But perhaps even more remarkable was the discovery that the best way of harvesting information from these nodes was not just listening to them, but gently stimulating them with an “exciter” signal, generated by a similar circuit and applied using a large coil. Depending on many factors, such as coil distance and circuit settings, it was possible to create various behaviors in response to the level and pattern of illumination. In some situations, the effect was an increased synchronization, in others dissipated synchronization; similarly, there were cases in which one sensor would “pull” the entire networks towards irregular, chaotic oscillation, and others when the opposite happened. Most importantly, accurate and robust measurements could be obtained from the sensors via the activity of the “exciter” circuit, acting as a proxy.
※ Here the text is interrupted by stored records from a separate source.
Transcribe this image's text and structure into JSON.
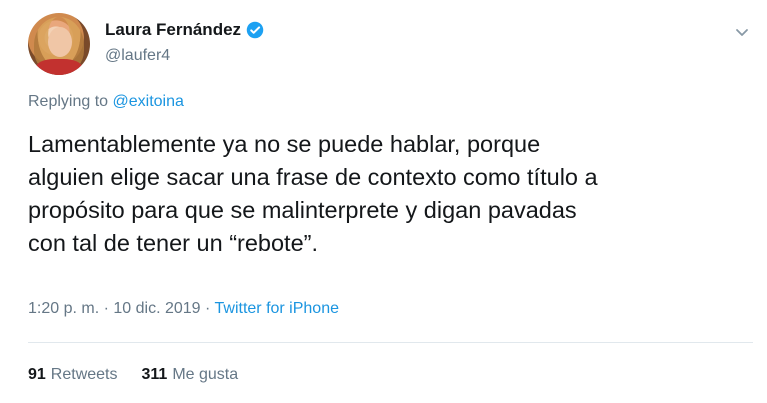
{
  "author": {
    "display_name": "Laura Fernández",
    "handle": "@laufer4",
    "verified": true
  },
  "reply": {
    "prefix": "Replying to ",
    "mention": "@exitoina"
  },
  "tweet": {
    "text": "Lamentablemente ya no se puede hablar, porque\nalguien elige sacar una frase de contexto como título a\npropósito para que se malinterprete y digan pavadas\ncon tal de tener un “rebote”."
  },
  "meta": {
    "time": "1:20 p. m.",
    "separator": " · ",
    "date": "10 dic. 2019",
    "separator2": " · ",
    "source": "Twitter for iPhone"
  },
  "stats": {
    "retweets_count": "91",
    "retweets_label": "Retweets",
    "likes_count": "311",
    "likes_label": "Me gusta"
  },
  "colors": {
    "link": "#1b95e0",
    "secondary_text": "#657786",
    "primary_text": "#14171a",
    "divider": "#e1e8ed"
  },
  "icons": {
    "verified": "verified-badge-icon",
    "menu": "chevron-down-icon"
  }
}
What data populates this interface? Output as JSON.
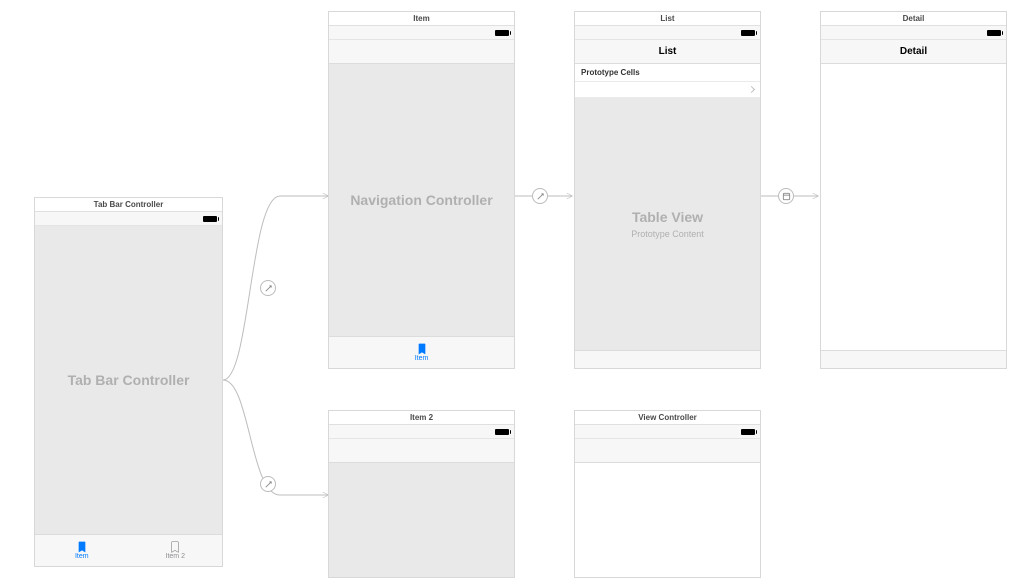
{
  "scenes": {
    "tabbar": {
      "title": "Tab Bar Controller",
      "body": "Tab Bar Controller",
      "tabs": [
        {
          "label": "Item",
          "active": true
        },
        {
          "label": "Item 2",
          "active": false
        }
      ]
    },
    "item": {
      "title": "Item",
      "body": "Navigation Controller",
      "tab_label": "Item"
    },
    "list": {
      "title": "List",
      "nav_title": "List",
      "prototype_header": "Prototype Cells",
      "body_title": "Table View",
      "body_subtitle": "Prototype Content"
    },
    "detail": {
      "title": "Detail",
      "nav_title": "Detail"
    },
    "item2": {
      "title": "Item 2"
    },
    "vc": {
      "title": "View Controller"
    }
  }
}
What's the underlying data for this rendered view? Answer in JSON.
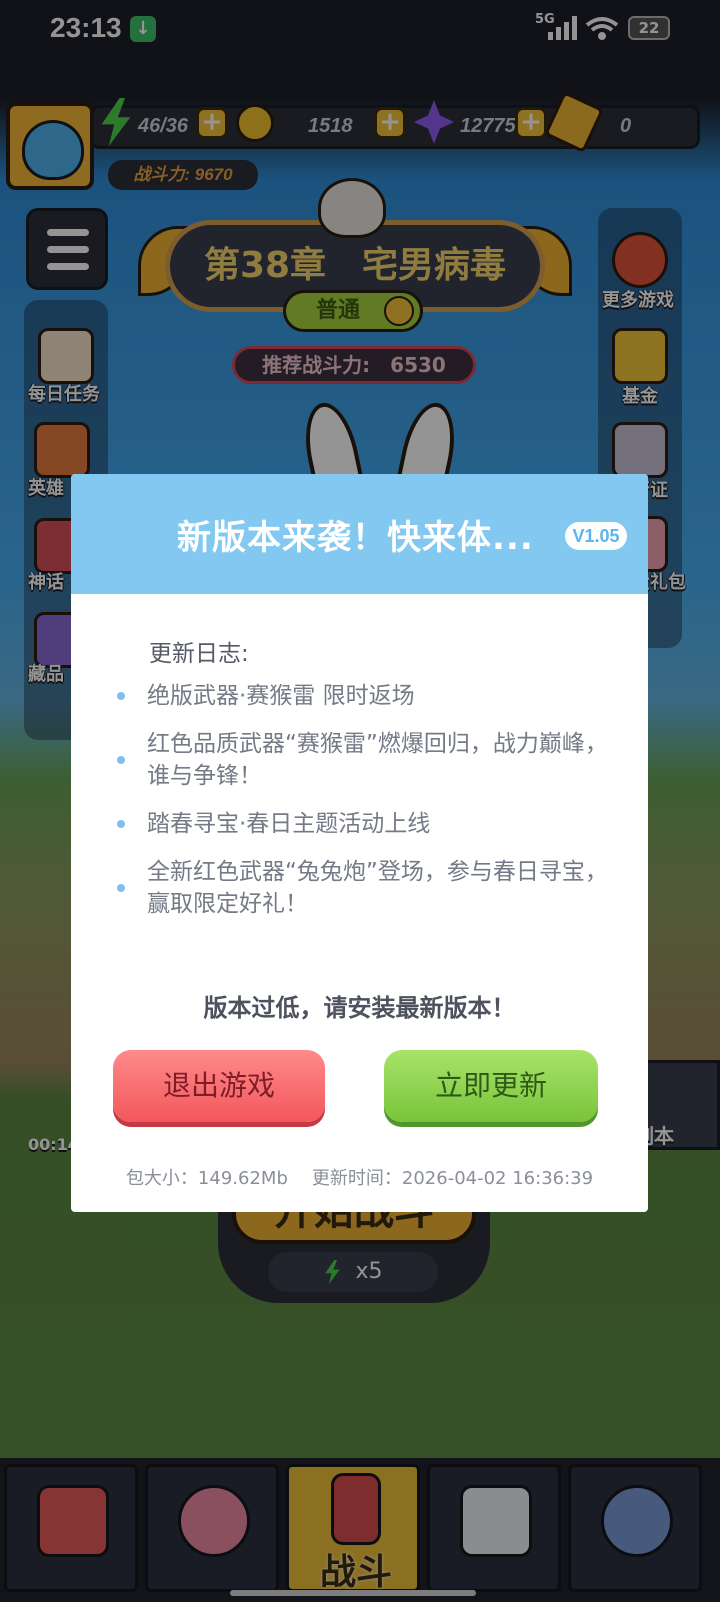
{
  "status_bar": {
    "time": "23:13",
    "network": "5G",
    "battery": "22"
  },
  "hud": {
    "energy": "46/36",
    "coins": "1518",
    "gems": "12775",
    "tickets": "0",
    "combat_power": "战斗力: 9670"
  },
  "stage": {
    "chapter_title": "第38章　宅男病毒",
    "difficulty": "普通",
    "recommended_power": "推荐战斗力:　6530"
  },
  "left_menu": [
    "每日任务",
    "英雄",
    "神话",
    "藏品"
  ],
  "right_menu": [
    "更多游戏",
    "基金",
    "行证",
    "大礼包"
  ],
  "event_timer": "00:14",
  "right_side_label": "副本",
  "start_button": {
    "label": "开始战斗",
    "cost": "x5"
  },
  "bottom_nav": {
    "active_label": "战斗"
  },
  "dialog": {
    "title": "新版本来袭！快来体...",
    "version": "V1.05",
    "log_heading": "更新日志:",
    "log_items": [
      "绝版武器·赛猴雷 限时返场",
      "红色品质武器“赛猴雷”燃爆回归，战力巅峰，谁与争锋！",
      "踏春寻宝·春日主题活动上线",
      "全新红色武器“兔兔炮”登场，参与春日寻宝，赢取限定好礼！"
    ],
    "warning": "版本过低，请安装最新版本！",
    "exit_button": "退出游戏",
    "update_button": "立即更新",
    "package_size": "包大小：149.62Mb",
    "update_time": "更新时间：2026-04-02 16:36:39"
  },
  "colors": {
    "dialog_header": "#82c8f1",
    "exit_red": "#f2575d",
    "update_green": "#79c43a",
    "overlay": "rgba(0,0,0,0.42)"
  }
}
Because providing the exciter signal allows observing many aspects of dynamics otherwise “hidden” inside the sensor nodes, the researchers felt that it resembled the process of watering flower buds so they can open up and form a blossom (a collective feature). The sensor and exciter circuits were respectively dubbed “Tsubomi” and “Ame,” which mean flower bud and rain in Japanese. “Because it is easy to apply this approach with many sensors interacting collectively on the scale of a human body, in the future we would like to apply this new technique for reading out subtle movements and biological signals,” explain Prof. Yasuharu Koike and Dr. Natsue Yoshimura, from the Biointerfaces laboratory where some proof-of-concept tests were carried out.
“This circuit draws its beauty from a truly minimalistic design gently attuned for operating collectively in a harmonious manner, giving rise to something which is so much more than the individual components, like how a myriad of small flowers creates a blossom,” says Dr. Ludovico Minati, whose entire research is now dedicated to emergence in nonlinear electronic circuits. This, he explains, is yet another example of how Nature can inspire and guide new engineering approaches, less grounded in prescriptive specifications and more focused on emergent behaviors. The difficulties encountered while applying this approach remain considerable, but the potential rewards are enormous in terms of realizing complex functions in the most economical and sustainable manner. “Multidisciplinary integration is truly the key to success of precursory research such as this one,” notes Prof. Mattia Frasca from the University of Catania, Italy, whose work on complex circuits and networks was a fundamental basis for this collaborative research.